The patiently curated soundtrack is perhaps the greatest aspect of the production.  Taking its title from an iconic Simon and Garfunkel song, Wright's eclectic selection is a treasure trove of classic and obscure tracks.  Grammy nominated dance choreographer Ryan Heffington was enlisted by Wright to assist with training the cast members so that their movements and actions stayed in tune with the music.  This is the essence of Baby Driver.  While it is a passable, at best, crime saga, it is a delightful and intimately constructed love song to both music and cinema.  The choice to forego a complex narrative initially seems uninspired, however, fables are often simplistic morality tales in which the basic messages of love and acceptance overshadow the richness of the main characters, and Wright adheres to this notion through breakneck pacing and the creation of world that moves to its own beat.  While Baby's romantic quest for freedom is the tree, every dangerous avenue and fully fleshed out criminal is a branch that wraps the simple story in a world of bass and fury.  

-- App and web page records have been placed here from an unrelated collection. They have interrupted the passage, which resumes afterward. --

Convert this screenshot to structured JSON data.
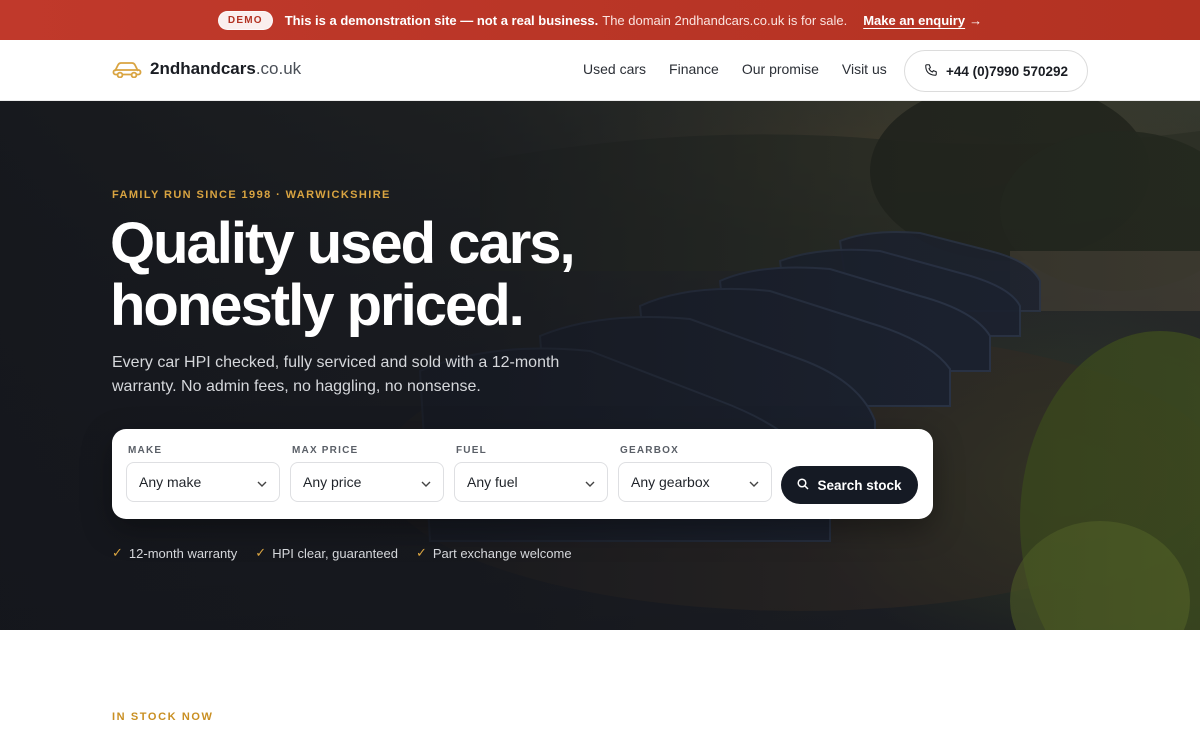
{
  "banner": {
    "badge": "DEMO",
    "strong_text": "This is a demonstration site — not a real business.",
    "rest_text": "The domain 2ndhandcars.co.uk is for sale.",
    "cta_label": "Make an enquiry",
    "cta_arrow": "→"
  },
  "nav": {
    "logo_name": "2ndhandcars",
    "logo_tld": ".co.uk",
    "links": [
      "Used cars",
      "Finance",
      "Our promise",
      "Visit us"
    ],
    "phone": "+44 (0)7990 570292"
  },
  "hero": {
    "eyebrow": "FAMILY RUN SINCE 1998 · WARWICKSHIRE",
    "headline_line1": "Quality used cars,",
    "headline_line2": "honestly priced.",
    "subtext": "Every car HPI checked, fully serviced and sold with a 12-month warranty. No admin fees, no haggling, no nonsense."
  },
  "search": {
    "fields": [
      {
        "label": "MAKE",
        "value": "Any make"
      },
      {
        "label": "MAX PRICE",
        "value": "Any price"
      },
      {
        "label": "FUEL",
        "value": "Any fuel"
      },
      {
        "label": "GEARBOX",
        "value": "Any gearbox"
      }
    ],
    "button_label": "Search stock"
  },
  "ticks": [
    "12-month warranty",
    "HPI clear, guaranteed",
    "Part exchange welcome"
  ],
  "stock": {
    "eyebrow": "IN STOCK NOW"
  },
  "colors": {
    "banner": "#c0392b",
    "accent": "#d9a441",
    "button_dark": "#151a24"
  }
}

While rhythm is integral to the design, Baby Driver also contains a wealth of homages to films whose influence is sprinkled throughout the presentation.  Perhaps the boldest is a perfectly timed tracking shot of Baby getting coffee, singing, dancing, and paying tribute to the Jewel of the South.  Elgort's Baby glides across sidewalks and through cafes, singing lyrics that are spray painted on the walls behind him like graffiti tattoos on concrete skin.  The entire sequence conjures memories of Singin' in the Rain, with Elgort's modern Gene Kelly spinning and marveling at the world around him, perfectly in tune with the melodies of the city.  

The theme of crimes being timed to music was also explored in Michael Lehmann's critically panned Hudson Hawk, with Daniel Waters' underrated script featuring several heists in which Bruce Willis and Danny Aiello sing and move as they ply their trade and its influence is undeniable here.  Classic car chase films, such as The Blues Brothers, The Driver, and The French Connection are also heavily prevalent within Baby Driver's furious DNA, however, as with the musical and choreographed elements, Wright pays respects to these icons but never devolves into unfocused fandom.  It is undeniable that Baby Driver would not exist without these works, and while that may appear unoriginal, the immense amount of craft that Wright has used to wind these various themes together is remarkable.  

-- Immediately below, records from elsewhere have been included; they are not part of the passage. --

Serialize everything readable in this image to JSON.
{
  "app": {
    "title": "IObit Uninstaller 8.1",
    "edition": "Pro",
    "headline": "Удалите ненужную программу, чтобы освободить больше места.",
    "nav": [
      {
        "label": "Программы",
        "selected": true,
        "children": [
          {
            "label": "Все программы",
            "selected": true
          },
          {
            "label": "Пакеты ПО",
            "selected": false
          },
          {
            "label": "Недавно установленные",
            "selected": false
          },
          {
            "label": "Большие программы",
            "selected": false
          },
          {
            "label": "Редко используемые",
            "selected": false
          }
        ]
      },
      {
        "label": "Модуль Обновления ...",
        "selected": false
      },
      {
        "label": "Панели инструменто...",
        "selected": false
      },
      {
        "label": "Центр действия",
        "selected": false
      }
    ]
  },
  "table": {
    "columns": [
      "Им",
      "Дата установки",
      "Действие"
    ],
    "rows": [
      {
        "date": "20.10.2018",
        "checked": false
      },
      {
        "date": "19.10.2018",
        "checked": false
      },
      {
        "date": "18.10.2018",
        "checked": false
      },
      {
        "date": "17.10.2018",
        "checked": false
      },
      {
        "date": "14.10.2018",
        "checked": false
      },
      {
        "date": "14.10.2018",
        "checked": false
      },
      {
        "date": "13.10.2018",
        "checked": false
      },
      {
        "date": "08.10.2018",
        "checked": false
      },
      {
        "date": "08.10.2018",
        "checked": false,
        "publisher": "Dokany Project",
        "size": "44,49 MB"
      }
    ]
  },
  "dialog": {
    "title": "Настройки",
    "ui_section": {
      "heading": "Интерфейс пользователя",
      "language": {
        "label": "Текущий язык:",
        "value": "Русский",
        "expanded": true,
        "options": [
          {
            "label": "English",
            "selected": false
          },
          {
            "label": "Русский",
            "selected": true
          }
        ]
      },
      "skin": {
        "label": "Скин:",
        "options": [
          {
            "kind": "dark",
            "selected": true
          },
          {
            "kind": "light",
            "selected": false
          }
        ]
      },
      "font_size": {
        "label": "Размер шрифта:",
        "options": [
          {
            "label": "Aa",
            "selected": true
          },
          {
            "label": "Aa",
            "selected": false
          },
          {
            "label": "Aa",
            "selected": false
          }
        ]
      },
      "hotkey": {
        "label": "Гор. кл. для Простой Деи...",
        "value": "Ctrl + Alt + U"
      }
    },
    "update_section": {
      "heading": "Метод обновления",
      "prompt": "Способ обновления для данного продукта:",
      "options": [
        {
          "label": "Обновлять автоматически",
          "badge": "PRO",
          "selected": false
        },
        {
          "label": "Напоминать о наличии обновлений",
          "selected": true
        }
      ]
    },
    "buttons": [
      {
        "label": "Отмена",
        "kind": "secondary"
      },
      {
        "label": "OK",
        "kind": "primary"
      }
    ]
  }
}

Bill Pope's cinematography, particularly during the chase sequences has a fluid quality that never seems to stop.  Whether on foot or four wheels, the viewer is always at the center of action, with the smell of cordite and petroleum raining from the screen in a shower of auditory sparks.  Swift editing brings everything together, matching perfect shots with pulsating beats while managing several complicated pursuits with extreme precision, allowing the viewer to remain informed on each encounter, which only enhances not only the amount of buy in to the characters, but also keeps everything fresh and exciting.  

In theaters now, Baby Driver is one of the year's best feature films.  Avoiding paint peeling exposition and sigh inducing parody, Wright's greatest directorial effort (thus far) stays between the lines of entertainment and tribute while its characters cross boundaries whenever possible.  It is the perfect marriage of b-flat and bullets whose offspring is a one of a kind experience.  If you're looking for a thrilling, crowd pleasing story about the importance of love and the healing power of music, Baby Driver is essential viewing for 2017.

- Kyle Jonathan